Implementing the Resident Assessment Instrument: Case Studies of Policymaking for Long-Term Care in Eight Countries


The authors of these case studies describe the use of unique instruments, devised by cross-national collaborators, to array and assess data about persons who receive long-term care and related services in eight countries. These data are of particular importance for policy to improve the quality of care— either voluntarily or through regulation—and to allocate resources more effectively and efficiently across a continuum of services. The instruments also make it possible to compare the cost and quality of long-term care services in different parts of a country and among countries.

The Milbank Memorial Fund, an endowed philanthropic foundation, collaborates with decision makers in the public and private sectors to develop and implement policy that maintains and improves health. The Fund and its constituents among decision makers are eager to learn about the best evidence available to inform choices among alternative policies.
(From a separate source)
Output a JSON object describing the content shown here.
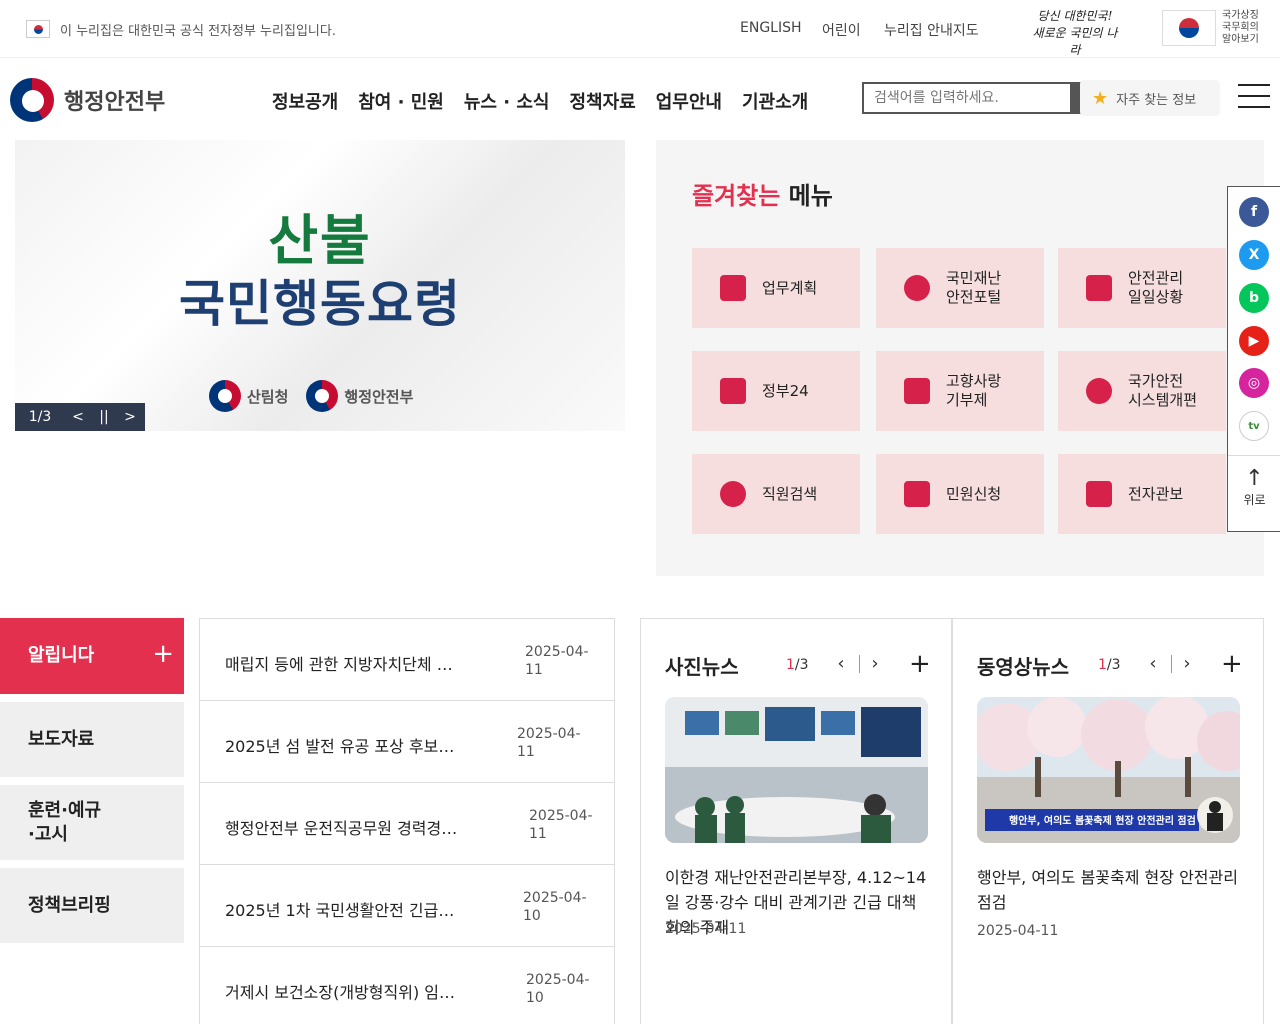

The federal government in the United States commissioned researchers to design and test the instruments that later became the basis of the international project in order to improve formal regulation of the quality of care. Researchers from 22 countries subsequently devised a family of related instruments and helped to adapt them to conditions in particular countries.
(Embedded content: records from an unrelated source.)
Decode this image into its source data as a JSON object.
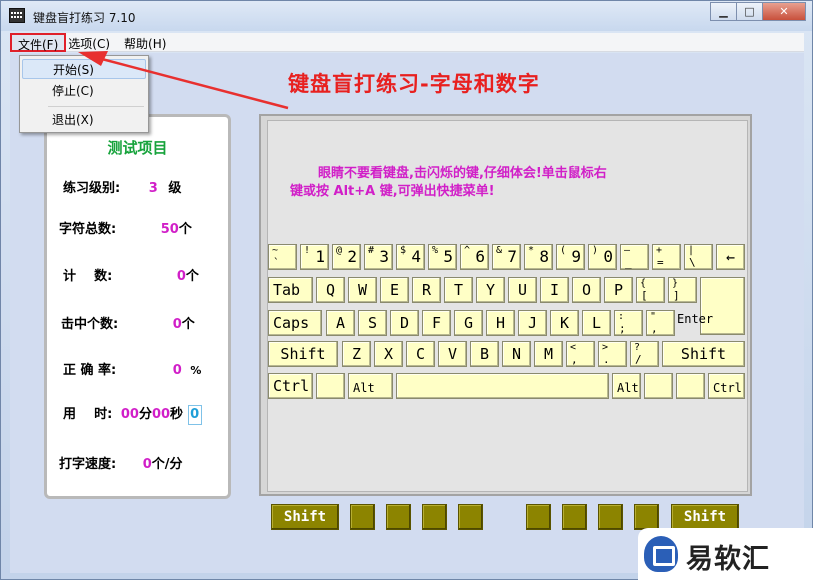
{
  "window": {
    "title": "键盘盲打练习 7.10",
    "min": "▁",
    "max": "□",
    "close": "✕"
  },
  "menubar": {
    "file": "文件(F)",
    "options": "选项(C)",
    "help": "帮助(H)"
  },
  "dropdown": {
    "start": "开始(S)",
    "stop": "停止(C)",
    "exit": "退出(X)"
  },
  "main_title": "键盘盲打练习-字母和数字",
  "stats": {
    "title": "测试项目",
    "level_label": "练习级别:",
    "level_value": "3",
    "level_unit": "级",
    "total_label": "字符总数:",
    "total_value": "50",
    "total_unit": "个",
    "count_label": "计    数:",
    "count_value": "0",
    "count_unit": "个",
    "hit_label": "击中个数:",
    "hit_value": "0",
    "hit_unit": "个",
    "acc_label": "正 确 率:",
    "acc_value": "0",
    "acc_unit": "%",
    "time_label": "用    时:",
    "time_min": "00",
    "time_min_unit": "分",
    "time_sec": "00",
    "time_sec_unit": "秒",
    "time_box": "0",
    "speed_label": "打字速度:",
    "speed_value": "0",
    "speed_unit": "个/分"
  },
  "hint": {
    "line1": "眼睛不要看键盘,击闪烁的键,仔细体会!单击鼠标右",
    "line2": "键或按 Alt+A 键,可弹出快捷菜单!"
  },
  "keys": {
    "row1": [
      {
        "t": "~",
        "b": "`"
      },
      {
        "t": "!",
        "m": "1"
      },
      {
        "t": "@",
        "m": "2"
      },
      {
        "t": "#",
        "m": "3"
      },
      {
        "t": "$",
        "m": "4"
      },
      {
        "t": "%",
        "m": "5"
      },
      {
        "t": "^",
        "m": "6"
      },
      {
        "t": "&",
        "m": "7"
      },
      {
        "t": "*",
        "m": "8"
      },
      {
        "t": "(",
        "m": "9"
      },
      {
        "t": ")",
        "m": "0"
      },
      {
        "t": "—",
        "b": "_"
      },
      {
        "t": "+",
        "b": "="
      },
      {
        "t": "|",
        "b": "\\"
      },
      {
        "c": "←"
      }
    ],
    "row2": [
      "Tab",
      "Q",
      "W",
      "E",
      "R",
      "T",
      "Y",
      "U",
      "I",
      "O",
      "P"
    ],
    "row2_br1": {
      "t": "{",
      "b": "["
    },
    "row2_br2": {
      "t": "}",
      "b": "]"
    },
    "enter": "Enter",
    "row3": [
      "Caps",
      "A",
      "S",
      "D",
      "F",
      "G",
      "H",
      "J",
      "K",
      "L"
    ],
    "row3_p1": {
      "t": ":",
      "b": ";"
    },
    "row3_p2": {
      "t": "\"",
      "b": ","
    },
    "row4": [
      "Shift",
      "Z",
      "X",
      "C",
      "V",
      "B",
      "N",
      "M"
    ],
    "row4_p1": {
      "t": "<",
      "b": ","
    },
    "row4_p2": {
      "t": ">",
      "b": "."
    },
    "row4_p3": {
      "t": "?",
      "b": "/"
    },
    "row4_shift_r": "Shift",
    "row5": {
      "ctrl_l": "Ctrl",
      "alt_l": "Alt",
      "alt_r": "Alt",
      "ctrl_r": "Ctrl"
    }
  },
  "finger_keys": {
    "shift_l": "Shift",
    "shift_r": "Shift"
  },
  "watermark": "易软汇"
}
Many people participated in writing and reviewing these case studies. They are identified in the Acknowledgments.

Brant Fries requires special recognition. A founder of interRAI, the organization that devised the family of instruments, he was central to planning the case study project and essential to encouraging authors to draft, revise, and revise yet again their manuscripts. Fries and Charles Fahey, a program officer of the Fund, convened a meeting of the authors in Helsinki to review the initial drafts of the cases in the difficult month of September 2001. Fries and Fahey collaborated in writing the introduction to the report, in which they describe the history of the project and the significance of the experience reported in the cases for clinicians and policymakers.

Daniel M. Fox

Samuel L. Milbank